■ Task to complete
Only the lines from the one that includes "Output a JSON" through the last line below belong in the reply, copied exactly and without pictures.

■ Data for this exercise
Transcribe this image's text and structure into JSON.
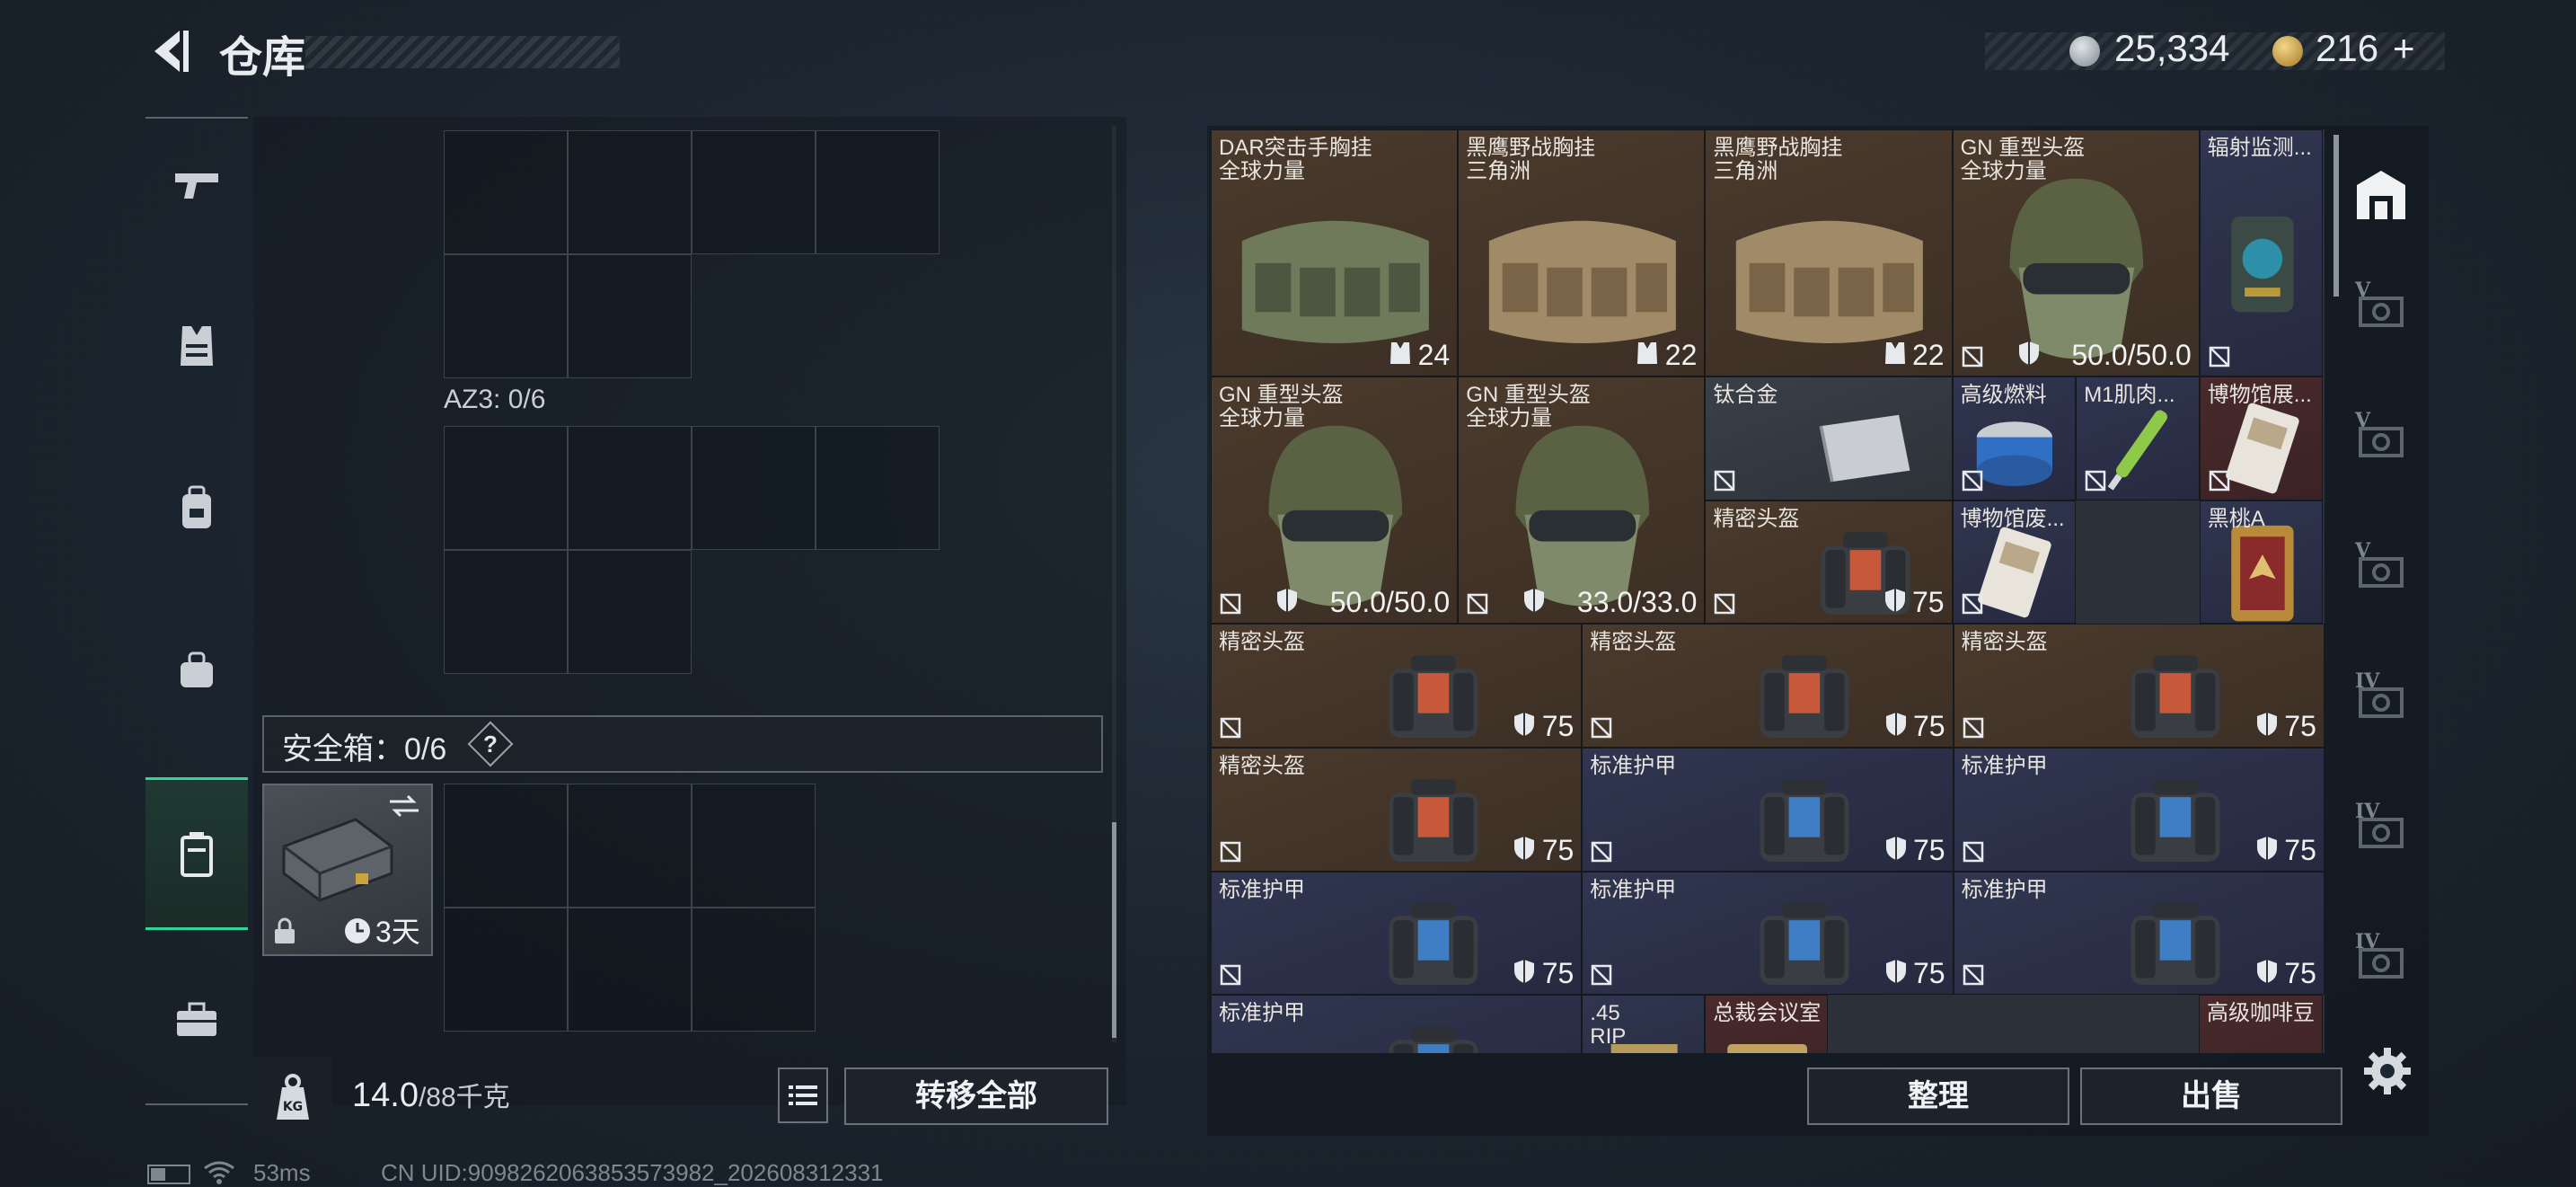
{
  "header": {
    "title": "仓库"
  },
  "currency": {
    "silver": "25,334",
    "gold": "216",
    "plus": "+"
  },
  "left_panel": {
    "az3_label": "AZ3: 0/6",
    "safebox_label": "安全箱：0/6",
    "safebox_help": "?",
    "safebox_time": "3天"
  },
  "bottom_left": {
    "weight_value": "14.0",
    "weight_cap": "/88千克",
    "transfer_label": "转移全部"
  },
  "inventory": {
    "items": [
      {
        "name": "DAR突击手胸挂",
        "sub": "全球力量",
        "value": "24",
        "color": "brown",
        "art": "rig-green"
      },
      {
        "name": "黑鹰野战胸挂",
        "sub": "三角洲",
        "value": "22",
        "color": "brown",
        "art": "rig-tan"
      },
      {
        "name": "黑鹰野战胸挂",
        "sub": "三角洲",
        "value": "22",
        "color": "brown",
        "art": "rig-tan"
      },
      {
        "name": "GN 重型头盔",
        "sub": "全球力量",
        "value": "50.0/50.0",
        "color": "brown",
        "art": "helmet"
      },
      {
        "name": "辐射监测...",
        "sub": "",
        "value": "",
        "color": "navy",
        "art": "device"
      },
      {
        "name": "GN 重型头盔",
        "sub": "全球力量",
        "value": "50.0/50.0",
        "color": "brown",
        "art": "helmet"
      },
      {
        "name": "GN 重型头盔",
        "sub": "全球力量",
        "value": "33.0/33.0",
        "color": "brown",
        "art": "helmet"
      },
      {
        "name": "钛合金",
        "sub": "",
        "value": "",
        "color": "grey",
        "art": "plate"
      },
      {
        "name": "高级燃料",
        "sub": "",
        "value": "",
        "color": "navy",
        "art": "can"
      },
      {
        "name": "M1肌肉...",
        "sub": "",
        "value": "",
        "color": "navy",
        "art": "syringe"
      },
      {
        "name": "博物馆展...",
        "sub": "",
        "value": "",
        "color": "red",
        "art": "card"
      },
      {
        "name": "精密头盔",
        "sub": "",
        "value": "75",
        "color": "brown",
        "art": "bag-orange"
      },
      {
        "name": "博物馆废...",
        "sub": "",
        "value": "",
        "color": "navy",
        "art": "card"
      },
      {
        "name": "黑桃A",
        "sub": "",
        "value": "",
        "color": "navy",
        "art": "playing-card"
      },
      {
        "name": "精密头盔",
        "sub": "",
        "value": "75",
        "color": "brown",
        "art": "bag-orange"
      },
      {
        "name": "精密头盔",
        "sub": "",
        "value": "75",
        "color": "brown",
        "art": "bag-orange"
      },
      {
        "name": "精密头盔",
        "sub": "",
        "value": "75",
        "color": "brown",
        "art": "bag-orange"
      },
      {
        "name": "精密头盔",
        "sub": "",
        "value": "75",
        "color": "brown",
        "art": "bag-orange"
      },
      {
        "name": "标准护甲",
        "sub": "",
        "value": "75",
        "color": "navy",
        "art": "bag-blue"
      },
      {
        "name": "标准护甲",
        "sub": "",
        "value": "75",
        "color": "navy",
        "art": "bag-blue"
      },
      {
        "name": "标准护甲",
        "sub": "",
        "value": "75",
        "color": "navy",
        "art": "bag-blue"
      },
      {
        "name": "标准护甲",
        "sub": "",
        "value": "75",
        "color": "navy",
        "art": "bag-blue"
      },
      {
        "name": "标准护甲",
        "sub": "",
        "value": "75",
        "color": "navy",
        "art": "bag-blue"
      },
      {
        "name": "标准护甲",
        "sub": "",
        "value": "",
        "color": "navy",
        "art": "bag-blue"
      },
      {
        "name": ".45",
        "sub": "RIP",
        "value": "",
        "color": "navy",
        "art": "ammo"
      },
      {
        "name": "总裁会议室",
        "sub": "",
        "value": "",
        "color": "red",
        "art": "keycard"
      },
      {
        "name": "高级咖啡豆",
        "sub": "",
        "value": "",
        "color": "red",
        "art": "none"
      }
    ]
  },
  "right_sidebar": {
    "tiers": [
      "V",
      "V",
      "V",
      "IV",
      "IV",
      "IV"
    ]
  },
  "bottom_right": {
    "sort_label": "整理",
    "sell_label": "出售"
  },
  "status_bar": {
    "ping": "53ms",
    "uid": "CN UID:9098262063853573982_202608312331"
  },
  "colors": {
    "accent": "#2fd69a",
    "brown": "#4a3a2c",
    "navy": "#303650",
    "red": "#4a2a2c"
  }
}
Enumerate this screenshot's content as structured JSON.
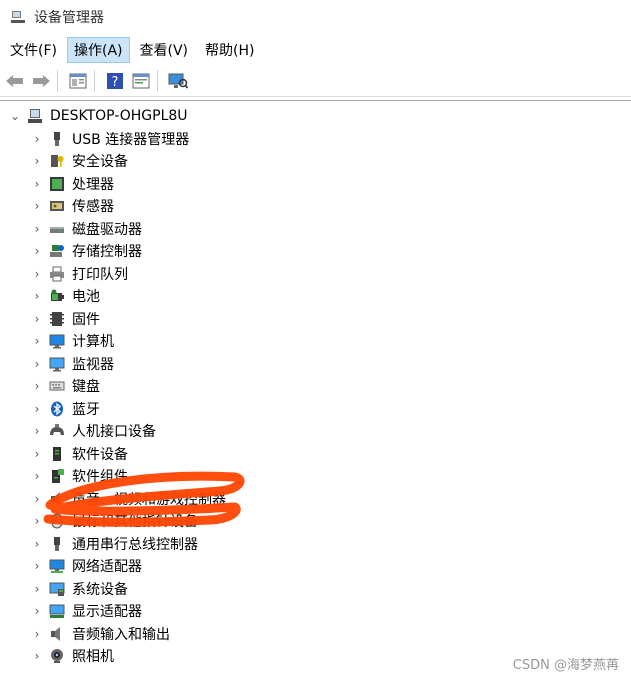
{
  "window": {
    "title": "设备管理器"
  },
  "menu": [
    {
      "label": "文件(F)",
      "active": false
    },
    {
      "label": "操作(A)",
      "active": true
    },
    {
      "label": "查看(V)",
      "active": false
    },
    {
      "label": "帮助(H)",
      "active": false
    }
  ],
  "toolbar": [
    "back-arrow-icon",
    "forward-arrow-icon",
    "properties-icon",
    "help-icon",
    "console-icon",
    "monitor-scan-icon"
  ],
  "tree": {
    "root": {
      "label": "DESKTOP-OHGPL8U",
      "expanded": true
    },
    "items": [
      {
        "label": "USB 连接器管理器",
        "icon": "usb-icon"
      },
      {
        "label": "安全设备",
        "icon": "security-key-icon"
      },
      {
        "label": "处理器",
        "icon": "processor-icon"
      },
      {
        "label": "传感器",
        "icon": "sensor-icon"
      },
      {
        "label": "磁盘驱动器",
        "icon": "disk-drive-icon"
      },
      {
        "label": "存储控制器",
        "icon": "storage-controller-icon"
      },
      {
        "label": "打印队列",
        "icon": "printer-icon"
      },
      {
        "label": "电池",
        "icon": "battery-icon"
      },
      {
        "label": "固件",
        "icon": "firmware-icon"
      },
      {
        "label": "计算机",
        "icon": "computer-icon"
      },
      {
        "label": "监视器",
        "icon": "monitor-icon"
      },
      {
        "label": "键盘",
        "icon": "keyboard-icon"
      },
      {
        "label": "蓝牙",
        "icon": "bluetooth-icon"
      },
      {
        "label": "人机接口设备",
        "icon": "hid-icon"
      },
      {
        "label": "软件设备",
        "icon": "software-device-icon"
      },
      {
        "label": "软件组件",
        "icon": "software-component-icon"
      },
      {
        "label": "声音、视频和游戏控制器",
        "icon": "speaker-icon"
      },
      {
        "label": "鼠标和其他指针设备",
        "icon": "mouse-icon"
      },
      {
        "label": "通用串行总线控制器",
        "icon": "usb-controller-icon"
      },
      {
        "label": "网络适配器",
        "icon": "network-adapter-icon"
      },
      {
        "label": "系统设备",
        "icon": "system-device-icon"
      },
      {
        "label": "显示适配器",
        "icon": "display-adapter-icon"
      },
      {
        "label": "音频输入和输出",
        "icon": "audio-io-icon"
      },
      {
        "label": "照相机",
        "icon": "camera-icon"
      }
    ]
  },
  "watermark": "CSDN @海梦燕苒",
  "colors": {
    "annotation": "#ff4500",
    "menu_active_bg": "#cce4f7"
  }
}
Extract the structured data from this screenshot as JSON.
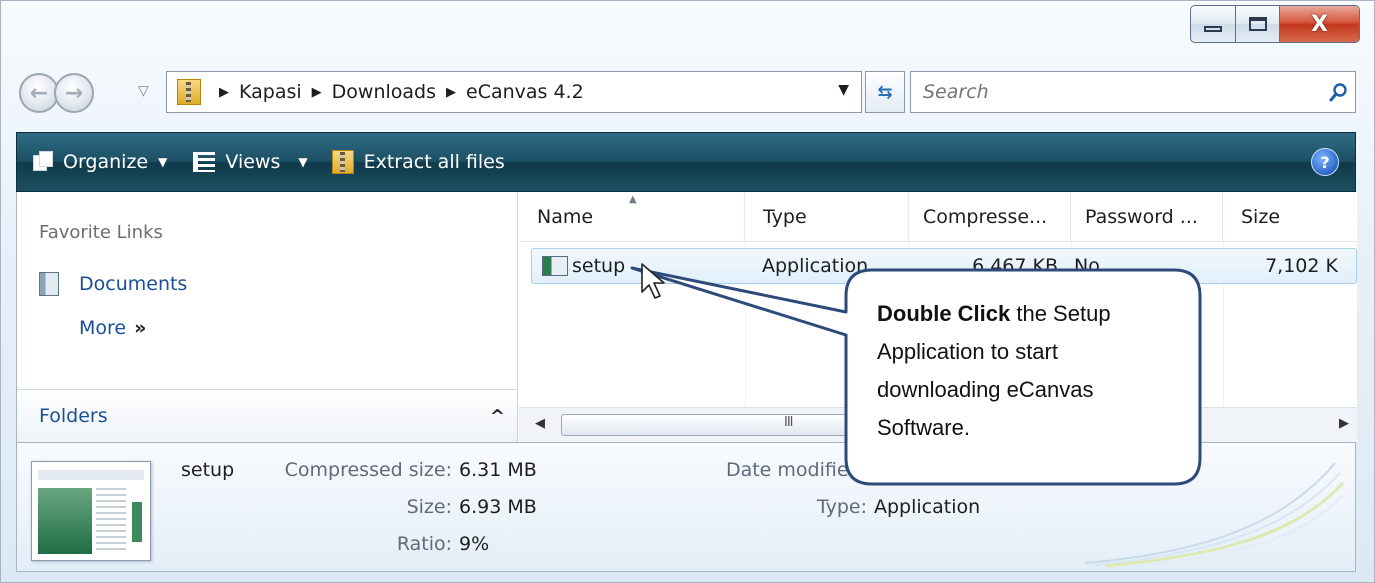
{
  "window": {
    "controls": {
      "minimize": "minimize",
      "maximize": "maximize",
      "close": "X"
    }
  },
  "nav": {
    "breadcrumb": [
      "Kapasi",
      "Downloads",
      "eCanvas 4.2"
    ],
    "search_placeholder": "Search"
  },
  "toolbar": {
    "organize_label": "Organize",
    "views_label": "Views",
    "extract_label": "Extract all files",
    "help_label": "?"
  },
  "navpane": {
    "favorites_title": "Favorite Links",
    "links": [
      {
        "label": "Documents",
        "icon": "documents-icon"
      }
    ],
    "more_label": "More",
    "folders_label": "Folders"
  },
  "filelist": {
    "columns": [
      "Name",
      "Type",
      "Compresse...",
      "Password ...",
      "Size"
    ],
    "rows": [
      {
        "name": "setup",
        "type": "Application",
        "compressed": "6,467 KB",
        "password": "No",
        "size": "7,102 K"
      }
    ]
  },
  "details": {
    "name": "setup",
    "compressed_label": "Compressed size:",
    "compressed_value": "6.31 MB",
    "size_label": "Size:",
    "size_value": "6.93 MB",
    "ratio_label": "Ratio:",
    "ratio_value": "9%",
    "date_label": "Date modified:",
    "type_label": "Type:",
    "type_value": "Application"
  },
  "callout": {
    "bold": "Double Click",
    "rest": " the Setup Application to start downloading eCanvas Software."
  },
  "colors": {
    "toolbar": "#1d5064",
    "link": "#1a4f97",
    "selection": "#e1effa",
    "callout_border": "#2e4a7a"
  }
}
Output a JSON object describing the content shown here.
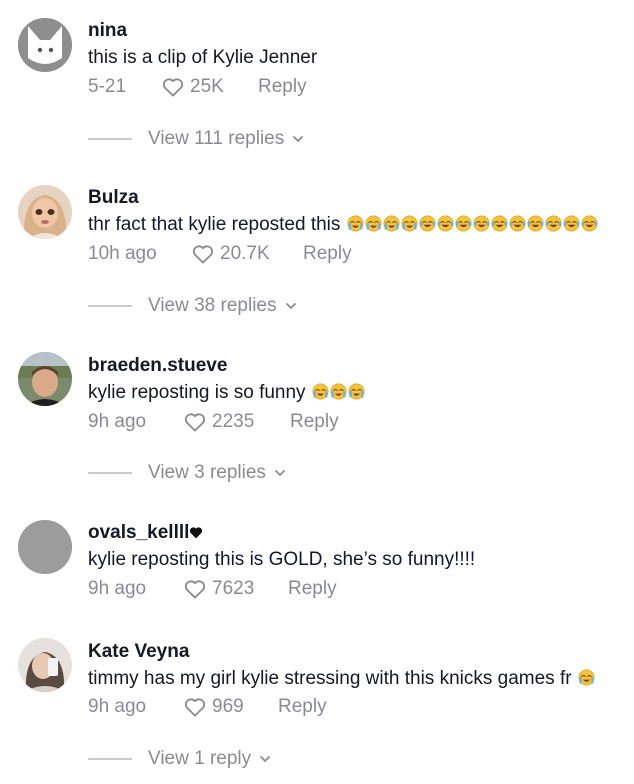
{
  "comments": [
    {
      "username": "nina",
      "text": "this is a clip of Kylie Jenner",
      "emojis": [],
      "time": "5-21",
      "likes": "25K",
      "reply_label": "Reply",
      "view_replies": "View 111 replies",
      "avatar": "cat-silhouette-avatar"
    },
    {
      "username": "Bulza",
      "text": "thr fact that kylie reposted this",
      "emojis": [
        "crying-face",
        "crying-face",
        "crying-face",
        "crying-face",
        "tears-of-joy",
        "tears-of-joy",
        "tears-of-joy",
        "tears-of-joy",
        "tears-of-joy",
        "tears-of-joy",
        "tears-of-joy",
        "tears-of-joy",
        "tears-of-joy",
        "tears-of-joy"
      ],
      "time": "10h ago",
      "likes": "20.7K",
      "reply_label": "Reply",
      "view_replies": "View 38 replies",
      "avatar": "doll-avatar"
    },
    {
      "username": "braeden.stueve",
      "text": "kylie reposting is so funny",
      "emojis": [
        "crying-face",
        "crying-face",
        "crying-face"
      ],
      "time": "9h ago",
      "likes": "2235",
      "reply_label": "Reply",
      "view_replies": "View 3 replies",
      "avatar": "photo-avatar"
    },
    {
      "username": "ovals_kellll",
      "username_emoji": "black-heart",
      "text": "kylie reposting this is GOLD, she’s so funny!!!!",
      "emojis": [],
      "time": "9h ago",
      "likes": "7623",
      "reply_label": "Reply",
      "view_replies": "",
      "avatar": "gray-default-avatar"
    },
    {
      "username": "Kate Veyna",
      "text": "timmy has my girl kylie stressing with this knicks games fr",
      "emojis": [
        "crying-face"
      ],
      "time": "9h ago",
      "likes": "969",
      "reply_label": "Reply",
      "view_replies": "View 1 reply",
      "avatar": "selfie-avatar"
    }
  ],
  "colors": {
    "primary_text": "#161823",
    "secondary_text": "#8a8b91",
    "divider": "#c9cacd",
    "default_avatar": "#9c9c9c"
  }
}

■ Expected output
Output a JSON object describing the content shown here.
{
  "comments": [
    {
      "username": "nina",
      "text": "this is a clip of Kylie Jenner",
      "emojis": [],
      "time": "5-21",
      "likes": "25K",
      "reply_label": "Reply",
      "view_replies": "View 111 replies",
      "avatar": "cat-silhouette-avatar"
    },
    {
      "username": "Bulza",
      "text": "thr fact that kylie reposted this",
      "emojis": [
        "crying-face",
        "crying-face",
        "crying-face",
        "crying-face",
        "tears-of-joy",
        "tears-of-joy",
        "tears-of-joy",
        "tears-of-joy",
        "tears-of-joy",
        "tears-of-joy",
        "tears-of-joy",
        "tears-of-joy",
        "tears-of-joy",
        "tears-of-joy"
      ],
      "time": "10h ago",
      "likes": "20.7K",
      "reply_label": "Reply",
      "view_replies": "View 38 replies",
      "avatar": "doll-avatar"
    },
    {
      "username": "braeden.stueve",
      "text": "kylie reposting is so funny",
      "emojis": [
        "crying-face",
        "crying-face",
        "crying-face"
      ],
      "time": "9h ago",
      "likes": "2235",
      "reply_label": "Reply",
      "view_replies": "View 3 replies",
      "avatar": "photo-avatar"
    },
    {
      "username": "ovals_kellll",
      "username_emoji": "black-heart",
      "text": "kylie reposting this is GOLD, she’s so funny!!!!",
      "emojis": [],
      "time": "9h ago",
      "likes": "7623",
      "reply_label": "Reply",
      "view_replies": "",
      "avatar": "gray-default-avatar"
    },
    {
      "username": "Kate Veyna",
      "text": "timmy has my girl kylie stressing with this knicks games fr",
      "emojis": [
        "crying-face"
      ],
      "time": "9h ago",
      "likes": "969",
      "reply_label": "Reply",
      "view_replies": "View 1 reply",
      "avatar": "selfie-avatar"
    }
  ],
  "colors": {
    "primary_text": "#161823",
    "secondary_text": "#8a8b91",
    "divider": "#c9cacd",
    "default_avatar": "#9c9c9c"
  }
}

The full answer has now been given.